Despite Australia having the upper hand in all three of the games mentioned above, it let points slip that proved costly. Do they have the cattle to make some noise at a World Cup? Probably not, but they have enough to ensure qualification directly by winning the games in their confederation that are there for the taking.

Even if Australian football has stagnated compared to some up-and-coming Asian powerhouses such as Japan, the quality of players is still there. The problem is that it is not always given the chance it warrants.

The Socceroos downing 22nd ranked Peru showed that the quality is there to challenge most opponents. That is despite underused players such as Riley McGree, Denis Genreau, Marco Tilio, and Connor Metcalfe.

All four are on a similar upwards trajectory that Australia must reward as a footballing nation. McGree has signed for Middlesbrough and will be fighting for Premier League promotion. At the same time, Genreau's Toulouse side achieved promotion to the French top flight. Tilio always looks menacing when on the pitch. No one would be surprised if he followed former Melbourne City teammate Connor Metcalfe, who signed for St Pauli in Germany, with a move overseas.

As a nation, Australia can lament that when it reaches big occasions, they no longer have a star to step up and create headlines. But that fact will not change until it gives its ascending talent, like the ones mentioned above, regular, crucial minutes.

Take a look at Kye Rowles, who before June 2022 had not represented the Socceroos. He was under pressure against the UAE and Peru, starting in his country's most important games in four years, and excelled. Rowles, his new club, Hearts, and the Socceroos will benefit from this experience in the long term.

To develop football in this country, the national team should reward those players. Experience is fantastic and a crucial part of every successful team, but for a functional and sustainable set-up to exist, the experience should help mentor and drive the next generation.
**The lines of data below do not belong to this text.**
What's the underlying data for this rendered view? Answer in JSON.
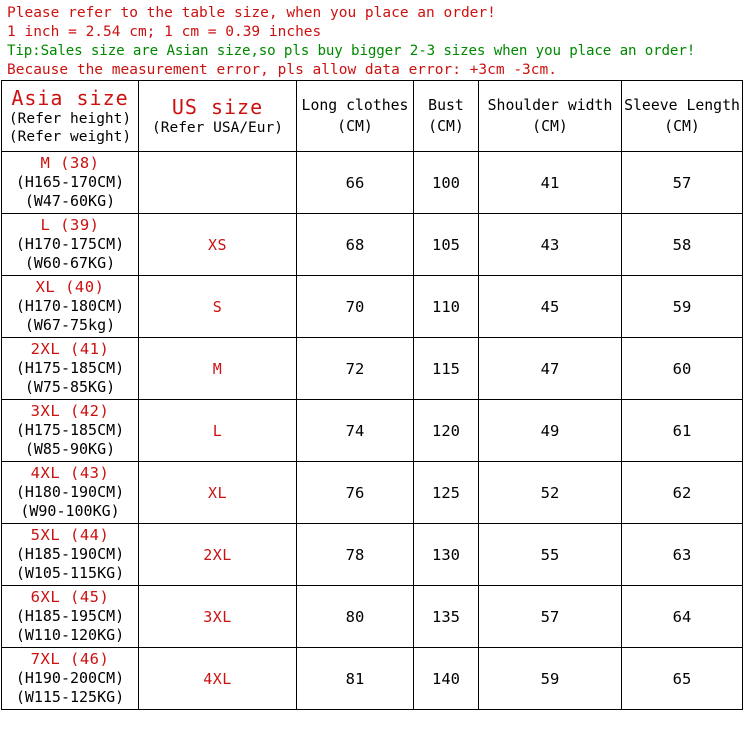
{
  "notice": {
    "line1": "Please refer to the table size, when you place an order!",
    "line2": "1 inch = 2.54 cm; 1 cm = 0.39 inches",
    "line3": "Tip:Sales size are Asian size,so pls buy bigger 2-3 sizes when you place an order!",
    "line4": "Because the measurement error, pls allow data error: +3cm -3cm.",
    "colors": {
      "red": "#cc1111",
      "green": "#008800"
    }
  },
  "table": {
    "headers": {
      "asia": {
        "title": "Asia size",
        "sub1": "(Refer height)",
        "sub2": "(Refer weight)"
      },
      "us": {
        "title": "US size",
        "sub1": "(Refer USA/Eur)"
      },
      "long_clothes": {
        "title": "Long clothes",
        "unit": "(CM)"
      },
      "bust": {
        "title": "Bust",
        "unit": "(CM)"
      },
      "shoulder": {
        "title": "Shoulder width",
        "unit": "(CM)"
      },
      "sleeve": {
        "title": "Sleeve Length",
        "unit": "(CM)"
      }
    },
    "rows": [
      {
        "asia_size": "M (38)",
        "asia_height": "(H165-170CM)",
        "asia_weight": "(W47-60KG)",
        "us_size": "",
        "long_clothes": "66",
        "bust": "100",
        "shoulder": "41",
        "sleeve": "57"
      },
      {
        "asia_size": "L (39)",
        "asia_height": "(H170-175CM)",
        "asia_weight": "(W60-67KG)",
        "us_size": "XS",
        "long_clothes": "68",
        "bust": "105",
        "shoulder": "43",
        "sleeve": "58"
      },
      {
        "asia_size": "XL (40)",
        "asia_height": "(H170-180CM)",
        "asia_weight": "(W67-75kg)",
        "us_size": "S",
        "long_clothes": "70",
        "bust": "110",
        "shoulder": "45",
        "sleeve": "59"
      },
      {
        "asia_size": "2XL (41)",
        "asia_height": "(H175-185CM)",
        "asia_weight": "(W75-85KG)",
        "us_size": "M",
        "long_clothes": "72",
        "bust": "115",
        "shoulder": "47",
        "sleeve": "60"
      },
      {
        "asia_size": "3XL (42)",
        "asia_height": "(H175-185CM)",
        "asia_weight": "(W85-90KG)",
        "us_size": "L",
        "long_clothes": "74",
        "bust": "120",
        "shoulder": "49",
        "sleeve": "61"
      },
      {
        "asia_size": "4XL (43)",
        "asia_height": "(H180-190CM)",
        "asia_weight": "(W90-100KG)",
        "us_size": "XL",
        "long_clothes": "76",
        "bust": "125",
        "shoulder": "52",
        "sleeve": "62"
      },
      {
        "asia_size": "5XL (44)",
        "asia_height": "(H185-190CM)",
        "asia_weight": "(W105-115KG)",
        "us_size": "2XL",
        "long_clothes": "78",
        "bust": "130",
        "shoulder": "55",
        "sleeve": "63"
      },
      {
        "asia_size": "6XL (45)",
        "asia_height": "(H185-195CM)",
        "asia_weight": "(W110-120KG)",
        "us_size": "3XL",
        "long_clothes": "80",
        "bust": "135",
        "shoulder": "57",
        "sleeve": "64"
      },
      {
        "asia_size": "7XL (46)",
        "asia_height": "(H190-200CM)",
        "asia_weight": "(W115-125KG)",
        "us_size": "4XL",
        "long_clothes": "81",
        "bust": "140",
        "shoulder": "59",
        "sleeve": "65"
      }
    ]
  }
}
Without this continuity, a void is created with talented players remaining just that; a concept, an idea. A supportive and purposeful system would help more of Australia's players capitalise on their talent and become the stars their fans desperately desire.

With the World Cup expanding and Asia gaining more positions, likely, the Socceroos will not be facing such a do-or-die situation to qualify again. However, its fans, clubs, and governing bodies must not just sit back, get complacent, and accept qualification. Instead, it should always be looking to take the next step forward.

As the game grows in Australia, so should expectations. The country now has a Men's World Cup to compete in, a Women's World Cup to host, and a potential National Second Division to implement. Australia must look inwardly and take full advantage of the world game's momentum over the next year. It is a generational opportunity to reform the game for the better for years to come.

Like this article? Check out Antonis' piece on Australian football needing a sustainable system by clicking here.


bottom of page